Parliament strengthens basis for high-performance rail network in the EU
To facilitate better use of EU rail networks, Parliament clarified competition rules for rail transport firms and rail infrastructure managers in a vote on Tuesday. These rules aim to stimulate the supply of international freight and passenger services and to improve their quality. Independent regulators will see that competition is fair.
"It took us two years of difficult negotiations (...) to guarantee better competition and lay solid foundations for infrastructure funding", said rapporteur Debora Serracchiani (S&D, IT) during the debate. "I consider that the unbundling of rail operators and undertakings is necessary, but we reached a good compromise on the monitoring of financial flows."
Separate and transparent accounting by rail transport firms and infrastructure managers should henceforth prevent any illegal transfer of public funds between these entities, even if they belong to the same holding company. Parliament sees this as vital to prevent distortions of competition among rail transport firms, along with equal access to train paths and service facilities such as maintenance workshops and stations for all undertakings, public or private.

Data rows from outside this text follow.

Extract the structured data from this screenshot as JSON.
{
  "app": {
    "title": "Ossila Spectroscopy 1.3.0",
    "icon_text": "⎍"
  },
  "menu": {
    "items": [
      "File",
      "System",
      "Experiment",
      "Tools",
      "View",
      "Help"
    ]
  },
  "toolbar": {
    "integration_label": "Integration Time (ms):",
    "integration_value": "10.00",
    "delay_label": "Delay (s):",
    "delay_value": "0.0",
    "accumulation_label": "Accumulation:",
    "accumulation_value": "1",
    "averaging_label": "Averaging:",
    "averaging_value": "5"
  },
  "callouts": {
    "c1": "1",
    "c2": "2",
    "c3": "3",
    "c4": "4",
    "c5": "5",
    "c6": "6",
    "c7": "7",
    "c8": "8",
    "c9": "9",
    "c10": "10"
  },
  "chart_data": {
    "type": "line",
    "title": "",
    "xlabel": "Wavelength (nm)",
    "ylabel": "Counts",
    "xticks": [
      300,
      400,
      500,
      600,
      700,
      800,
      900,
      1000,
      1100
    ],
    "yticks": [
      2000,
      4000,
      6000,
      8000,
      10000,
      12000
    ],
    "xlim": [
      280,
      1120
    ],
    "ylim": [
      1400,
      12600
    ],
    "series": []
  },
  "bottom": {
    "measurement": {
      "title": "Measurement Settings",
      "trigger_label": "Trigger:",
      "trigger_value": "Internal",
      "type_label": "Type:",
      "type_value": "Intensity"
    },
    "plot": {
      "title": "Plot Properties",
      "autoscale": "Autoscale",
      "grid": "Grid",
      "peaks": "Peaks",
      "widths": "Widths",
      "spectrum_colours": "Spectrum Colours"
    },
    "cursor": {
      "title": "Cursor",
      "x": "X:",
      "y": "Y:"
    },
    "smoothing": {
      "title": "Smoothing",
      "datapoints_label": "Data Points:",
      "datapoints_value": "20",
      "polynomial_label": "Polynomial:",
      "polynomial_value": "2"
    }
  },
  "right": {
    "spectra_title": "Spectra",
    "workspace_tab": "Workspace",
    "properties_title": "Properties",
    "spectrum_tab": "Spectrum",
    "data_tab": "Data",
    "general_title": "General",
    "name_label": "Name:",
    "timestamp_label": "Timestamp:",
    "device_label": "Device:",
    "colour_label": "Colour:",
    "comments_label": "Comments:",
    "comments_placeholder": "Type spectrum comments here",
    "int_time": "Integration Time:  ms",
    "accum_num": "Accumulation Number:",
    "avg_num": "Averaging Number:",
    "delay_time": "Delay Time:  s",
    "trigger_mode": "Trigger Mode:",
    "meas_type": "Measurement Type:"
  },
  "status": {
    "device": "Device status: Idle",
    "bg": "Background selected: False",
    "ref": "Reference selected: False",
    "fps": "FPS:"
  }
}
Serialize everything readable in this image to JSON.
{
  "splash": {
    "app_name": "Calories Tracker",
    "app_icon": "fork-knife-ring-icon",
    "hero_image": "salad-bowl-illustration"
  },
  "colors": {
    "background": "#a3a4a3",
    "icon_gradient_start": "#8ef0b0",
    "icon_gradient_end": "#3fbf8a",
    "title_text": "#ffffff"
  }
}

In the event of disputes, independent national rail regulators will ensure that the rules are enforced. Collaboration among regulators will be overseen by the European Commission, which must assess, within two years, the desirability of establishing a European regulator.
Incentives to modernise trains and expand the network

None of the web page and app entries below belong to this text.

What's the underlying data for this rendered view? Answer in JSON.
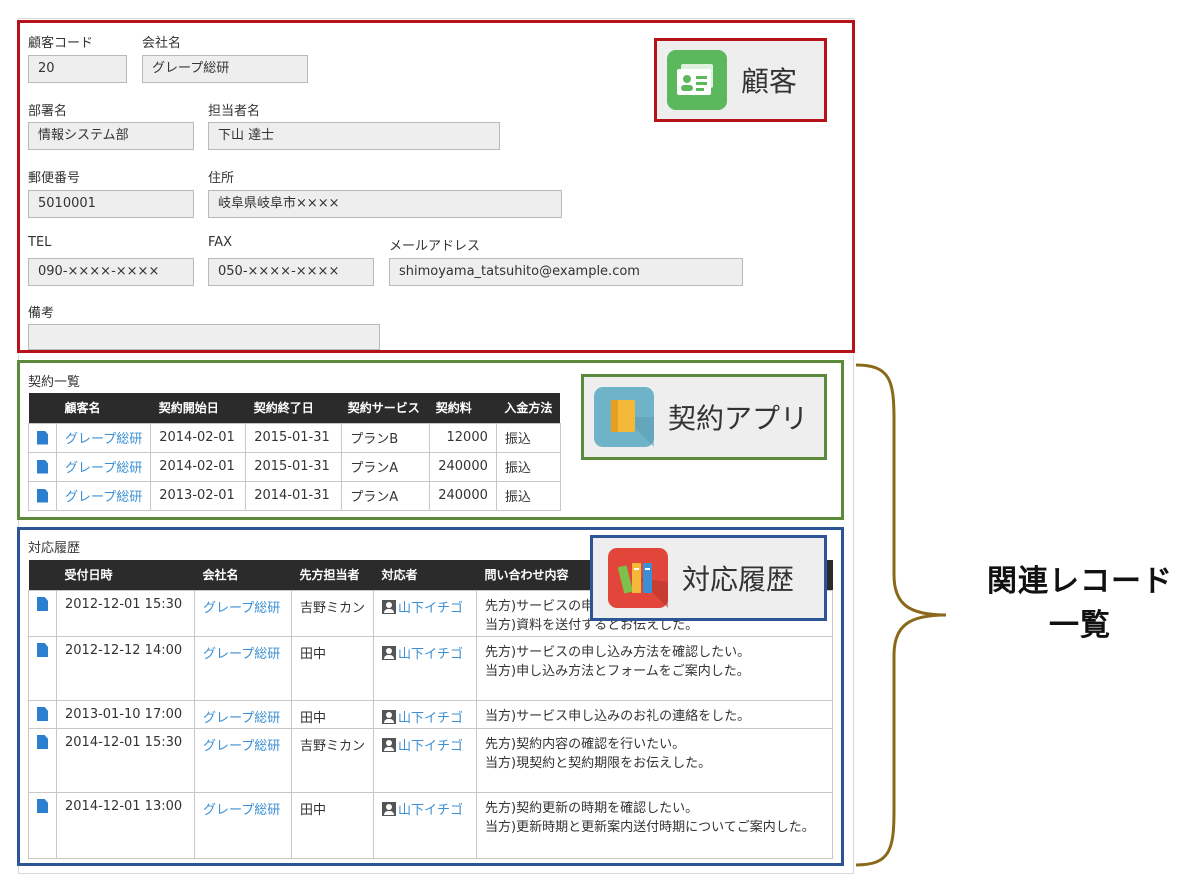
{
  "customer": {
    "fields": {
      "code": {
        "label": "顧客コード",
        "value": "20"
      },
      "company": {
        "label": "会社名",
        "value": "グレープ総研"
      },
      "department": {
        "label": "部署名",
        "value": "情報システム部"
      },
      "person": {
        "label": "担当者名",
        "value": "下山 達士"
      },
      "zip": {
        "label": "郵便番号",
        "value": "5010001"
      },
      "address": {
        "label": "住所",
        "value": "岐阜県岐阜市××××"
      },
      "tel": {
        "label": "TEL",
        "value": "090-××××-××××"
      },
      "fax": {
        "label": "FAX",
        "value": "050-××××-××××"
      },
      "email": {
        "label": "メールアドレス",
        "value": "shimoyama_tatsuhito@example.com"
      },
      "notes": {
        "label": "備考",
        "value": ""
      }
    },
    "callout": {
      "title": "顧客",
      "icon": "customer-card-icon",
      "color": "#5cb85c"
    }
  },
  "contracts": {
    "title": "契約一覧",
    "headers": [
      "顧客名",
      "契約開始日",
      "契約終了日",
      "契約サービス",
      "契約料",
      "入金方法"
    ],
    "rows": [
      {
        "customer": "グレープ総研",
        "start": "2014-02-01",
        "end": "2015-01-31",
        "service": "プランB",
        "fee": "12000",
        "payment": "振込"
      },
      {
        "customer": "グレープ総研",
        "start": "2014-02-01",
        "end": "2015-01-31",
        "service": "プランA",
        "fee": "240000",
        "payment": "振込"
      },
      {
        "customer": "グレープ総研",
        "start": "2013-02-01",
        "end": "2014-01-31",
        "service": "プランA",
        "fee": "240000",
        "payment": "振込"
      }
    ],
    "callout": {
      "title": "契約アプリ",
      "icon": "folder-icon",
      "color": "#6fb3c9"
    }
  },
  "history": {
    "title": "対応履歴",
    "headers": [
      "受付日時",
      "会社名",
      "先方担当者",
      "対応者",
      "問い合わせ内容"
    ],
    "rows": [
      {
        "datetime": "2012-12-01 15:30",
        "company": "グレープ総研",
        "contact": "吉野ミカン",
        "handler": "山下イチゴ",
        "content": "先方)サービスの申\n当方)資料を送付するとお伝えした。"
      },
      {
        "datetime": "2012-12-12 14:00",
        "company": "グレープ総研",
        "contact": "田中",
        "handler": "山下イチゴ",
        "content": "先方)サービスの申し込み方法を確認したい。\n当方)申し込み方法とフォームをご案内した。"
      },
      {
        "datetime": "2013-01-10 17:00",
        "company": "グレープ総研",
        "contact": "田中",
        "handler": "山下イチゴ",
        "content": "当方)サービス申し込みのお礼の連絡をした。"
      },
      {
        "datetime": "2014-12-01 15:30",
        "company": "グレープ総研",
        "contact": "吉野ミカン",
        "handler": "山下イチゴ",
        "content": "先方)契約内容の確認を行いたい。\n当方)現契約と契約期限をお伝えした。"
      },
      {
        "datetime": "2014-12-01 13:00",
        "company": "グレープ総研",
        "contact": "田中",
        "handler": "山下イチゴ",
        "content": "先方)契約更新の時期を確認したい。\n当方)更新時期と更新案内送付時期についてご案内した。"
      }
    ],
    "callout": {
      "title": "対応履歴",
      "icon": "binders-icon",
      "color": "#e2463a"
    }
  },
  "annotation": {
    "line1": "関連レコード",
    "line2": "一覧",
    "brace_color": "#8a6a1a"
  }
}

The prices charged for granting train paths will include bonus/malus incentives to reduce noise and equip trains with the European control system (ETCS) for maximum safety. To ensure sound planning of rail infrastructure, meeting the needs of the entire sector, MEPs say that financing contracts drawn up by the public authorities should have a duration of at least five years.
Once the new directive has been approved by the Council of Ministers, it will enter into force on the day after its publication. By December 2012, the European Commission will propose separate legislation to open the way to liberalising passenger transport on EU member states' domestic networks.
Procedure: Co-decision (2nd reading)